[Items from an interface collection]

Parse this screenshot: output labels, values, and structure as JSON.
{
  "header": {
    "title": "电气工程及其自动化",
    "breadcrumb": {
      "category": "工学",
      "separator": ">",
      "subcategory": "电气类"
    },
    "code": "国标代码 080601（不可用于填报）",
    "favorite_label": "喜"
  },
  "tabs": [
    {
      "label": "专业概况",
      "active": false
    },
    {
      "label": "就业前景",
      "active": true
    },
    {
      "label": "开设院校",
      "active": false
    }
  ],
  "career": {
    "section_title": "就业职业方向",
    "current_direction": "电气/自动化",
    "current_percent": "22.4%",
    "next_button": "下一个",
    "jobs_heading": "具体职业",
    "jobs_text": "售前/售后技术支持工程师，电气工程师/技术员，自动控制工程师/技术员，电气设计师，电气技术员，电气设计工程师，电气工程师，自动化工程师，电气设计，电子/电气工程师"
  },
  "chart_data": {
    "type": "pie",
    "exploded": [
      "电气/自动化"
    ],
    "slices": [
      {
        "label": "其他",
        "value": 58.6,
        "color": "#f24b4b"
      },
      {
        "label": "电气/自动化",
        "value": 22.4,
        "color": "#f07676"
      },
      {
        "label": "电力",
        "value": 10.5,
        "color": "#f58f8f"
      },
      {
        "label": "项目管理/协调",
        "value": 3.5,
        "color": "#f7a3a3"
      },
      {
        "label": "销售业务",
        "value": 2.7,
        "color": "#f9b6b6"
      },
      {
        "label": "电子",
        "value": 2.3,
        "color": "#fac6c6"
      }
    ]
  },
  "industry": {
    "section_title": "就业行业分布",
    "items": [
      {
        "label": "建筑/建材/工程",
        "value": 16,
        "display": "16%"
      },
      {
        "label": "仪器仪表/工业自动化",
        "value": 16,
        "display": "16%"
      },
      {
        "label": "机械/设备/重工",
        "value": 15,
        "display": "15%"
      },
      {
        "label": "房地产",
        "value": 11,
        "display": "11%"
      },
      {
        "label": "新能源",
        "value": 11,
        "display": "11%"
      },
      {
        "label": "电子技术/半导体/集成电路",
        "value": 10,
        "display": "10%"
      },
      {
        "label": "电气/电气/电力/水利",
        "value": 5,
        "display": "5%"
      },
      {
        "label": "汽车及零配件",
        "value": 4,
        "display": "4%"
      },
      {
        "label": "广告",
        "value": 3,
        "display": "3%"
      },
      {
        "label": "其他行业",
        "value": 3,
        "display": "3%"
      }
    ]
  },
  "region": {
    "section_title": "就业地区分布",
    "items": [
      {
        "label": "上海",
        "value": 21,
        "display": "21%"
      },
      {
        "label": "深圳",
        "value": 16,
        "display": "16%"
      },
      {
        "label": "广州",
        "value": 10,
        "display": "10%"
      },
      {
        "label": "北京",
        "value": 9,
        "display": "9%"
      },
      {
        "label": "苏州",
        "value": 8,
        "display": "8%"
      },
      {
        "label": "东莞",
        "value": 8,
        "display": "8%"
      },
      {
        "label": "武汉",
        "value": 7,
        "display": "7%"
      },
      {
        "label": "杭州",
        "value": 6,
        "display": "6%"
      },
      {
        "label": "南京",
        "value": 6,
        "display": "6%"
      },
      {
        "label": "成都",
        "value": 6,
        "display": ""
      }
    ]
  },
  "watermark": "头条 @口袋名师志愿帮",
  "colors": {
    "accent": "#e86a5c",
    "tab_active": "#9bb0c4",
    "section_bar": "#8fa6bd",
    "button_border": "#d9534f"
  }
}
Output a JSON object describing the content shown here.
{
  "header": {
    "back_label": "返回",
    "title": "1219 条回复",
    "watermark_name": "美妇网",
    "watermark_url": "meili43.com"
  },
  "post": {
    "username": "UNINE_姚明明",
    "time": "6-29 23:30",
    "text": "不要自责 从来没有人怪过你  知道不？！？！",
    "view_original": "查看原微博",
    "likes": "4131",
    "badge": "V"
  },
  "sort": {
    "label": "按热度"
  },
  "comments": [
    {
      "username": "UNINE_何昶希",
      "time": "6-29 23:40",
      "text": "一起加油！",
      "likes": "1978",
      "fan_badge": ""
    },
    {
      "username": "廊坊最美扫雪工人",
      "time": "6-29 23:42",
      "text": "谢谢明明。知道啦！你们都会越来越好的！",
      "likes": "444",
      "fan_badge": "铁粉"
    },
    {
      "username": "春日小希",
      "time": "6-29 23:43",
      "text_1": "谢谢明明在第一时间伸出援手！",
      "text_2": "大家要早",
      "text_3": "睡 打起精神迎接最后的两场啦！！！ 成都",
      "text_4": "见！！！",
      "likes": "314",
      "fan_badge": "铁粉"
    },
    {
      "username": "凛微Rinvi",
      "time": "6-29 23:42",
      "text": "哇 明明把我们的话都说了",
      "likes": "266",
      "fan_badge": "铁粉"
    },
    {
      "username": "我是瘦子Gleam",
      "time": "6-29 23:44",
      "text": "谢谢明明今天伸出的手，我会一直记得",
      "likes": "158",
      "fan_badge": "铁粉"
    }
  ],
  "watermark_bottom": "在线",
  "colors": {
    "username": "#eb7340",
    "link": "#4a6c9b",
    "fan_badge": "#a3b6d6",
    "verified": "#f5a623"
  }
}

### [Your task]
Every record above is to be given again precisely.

### [Response below]
Parse this screenshot: output labels, values, and structure as JSON.
{
  "header": {
    "title": "电气工程及其自动化",
    "breadcrumb": {
      "category": "工学",
      "separator": ">",
      "subcategory": "电气类"
    },
    "code": "国标代码 080601（不可用于填报）",
    "favorite_label": "喜"
  },
  "tabs": [
    {
      "label": "专业概况",
      "active": false
    },
    {
      "label": "就业前景",
      "active": true
    },
    {
      "label": "开设院校",
      "active": false
    }
  ],
  "career": {
    "section_title": "就业职业方向",
    "current_direction": "电气/自动化",
    "current_percent": "22.4%",
    "next_button": "下一个",
    "jobs_heading": "具体职业",
    "jobs_text": "售前/售后技术支持工程师，电气工程师/技术员，自动控制工程师/技术员，电气设计师，电气技术员，电气设计工程师，电气工程师，自动化工程师，电气设计，电子/电气工程师"
  },
  "chart_data": {
    "type": "pie",
    "exploded": [
      "电气/自动化"
    ],
    "slices": [
      {
        "label": "其他",
        "value": 58.6,
        "color": "#f24b4b"
      },
      {
        "label": "电气/自动化",
        "value": 22.4,
        "color": "#f07676"
      },
      {
        "label": "电力",
        "value": 10.5,
        "color": "#f58f8f"
      },
      {
        "label": "项目管理/协调",
        "value": 3.5,
        "color": "#f7a3a3"
      },
      {
        "label": "销售业务",
        "value": 2.7,
        "color": "#f9b6b6"
      },
      {
        "label": "电子",
        "value": 2.3,
        "color": "#fac6c6"
      }
    ]
  },
  "industry": {
    "section_title": "就业行业分布",
    "items": [
      {
        "label": "建筑/建材/工程",
        "value": 16,
        "display": "16%"
      },
      {
        "label": "仪器仪表/工业自动化",
        "value": 16,
        "display": "16%"
      },
      {
        "label": "机械/设备/重工",
        "value": 15,
        "display": "15%"
      },
      {
        "label": "房地产",
        "value": 11,
        "display": "11%"
      },
      {
        "label": "新能源",
        "value": 11,
        "display": "11%"
      },
      {
        "label": "电子技术/半导体/集成电路",
        "value": 10,
        "display": "10%"
      },
      {
        "label": "电气/电气/电力/水利",
        "value": 5,
        "display": "5%"
      },
      {
        "label": "汽车及零配件",
        "value": 4,
        "display": "4%"
      },
      {
        "label": "广告",
        "value": 3,
        "display": "3%"
      },
      {
        "label": "其他行业",
        "value": 3,
        "display": "3%"
      }
    ]
  },
  "region": {
    "section_title": "就业地区分布",
    "items": [
      {
        "label": "上海",
        "value": 21,
        "display": "21%"
      },
      {
        "label": "深圳",
        "value": 16,
        "display": "16%"
      },
      {
        "label": "广州",
        "value": 10,
        "display": "10%"
      },
      {
        "label": "北京",
        "value": 9,
        "display": "9%"
      },
      {
        "label": "苏州",
        "value": 8,
        "display": "8%"
      },
      {
        "label": "东莞",
        "value": 8,
        "display": "8%"
      },
      {
        "label": "武汉",
        "value": 7,
        "display": "7%"
      },
      {
        "label": "杭州",
        "value": 6,
        "display": "6%"
      },
      {
        "label": "南京",
        "value": 6,
        "display": "6%"
      },
      {
        "label": "成都",
        "value": 6,
        "display": ""
      }
    ]
  },
  "watermark": "头条 @口袋名师志愿帮",
  "colors": {
    "accent": "#e86a5c",
    "tab_active": "#9bb0c4",
    "section_bar": "#8fa6bd",
    "button_border": "#d9534f"
  }
}
Output a JSON object describing the content shown here.
{
  "header": {
    "back_label": "返回",
    "title": "1219 条回复",
    "watermark_name": "美妇网",
    "watermark_url": "meili43.com"
  },
  "post": {
    "username": "UNINE_姚明明",
    "time": "6-29 23:30",
    "text": "不要自责 从来没有人怪过你  知道不？！？！",
    "view_original": "查看原微博",
    "likes": "4131",
    "badge": "V"
  },
  "sort": {
    "label": "按热度"
  },
  "comments": [
    {
      "username": "UNINE_何昶希",
      "time": "6-29 23:40",
      "text": "一起加油！",
      "likes": "1978",
      "fan_badge": ""
    },
    {
      "username": "廊坊最美扫雪工人",
      "time": "6-29 23:42",
      "text": "谢谢明明。知道啦！你们都会越来越好的！",
      "likes": "444",
      "fan_badge": "铁粉"
    },
    {
      "username": "春日小希",
      "time": "6-29 23:43",
      "text_1": "谢谢明明在第一时间伸出援手！",
      "text_2": "大家要早",
      "text_3": "睡 打起精神迎接最后的两场啦！！！ 成都",
      "text_4": "见！！！",
      "likes": "314",
      "fan_badge": "铁粉"
    },
    {
      "username": "凛微Rinvi",
      "time": "6-29 23:42",
      "text": "哇 明明把我们的话都说了",
      "likes": "266",
      "fan_badge": "铁粉"
    },
    {
      "username": "我是瘦子Gleam",
      "time": "6-29 23:44",
      "text": "谢谢明明今天伸出的手，我会一直记得",
      "likes": "158",
      "fan_badge": "铁粉"
    }
  ],
  "watermark_bottom": "在线",
  "colors": {
    "username": "#eb7340",
    "link": "#4a6c9b",
    "fan_badge": "#a3b6d6",
    "verified": "#f5a623"
  }
}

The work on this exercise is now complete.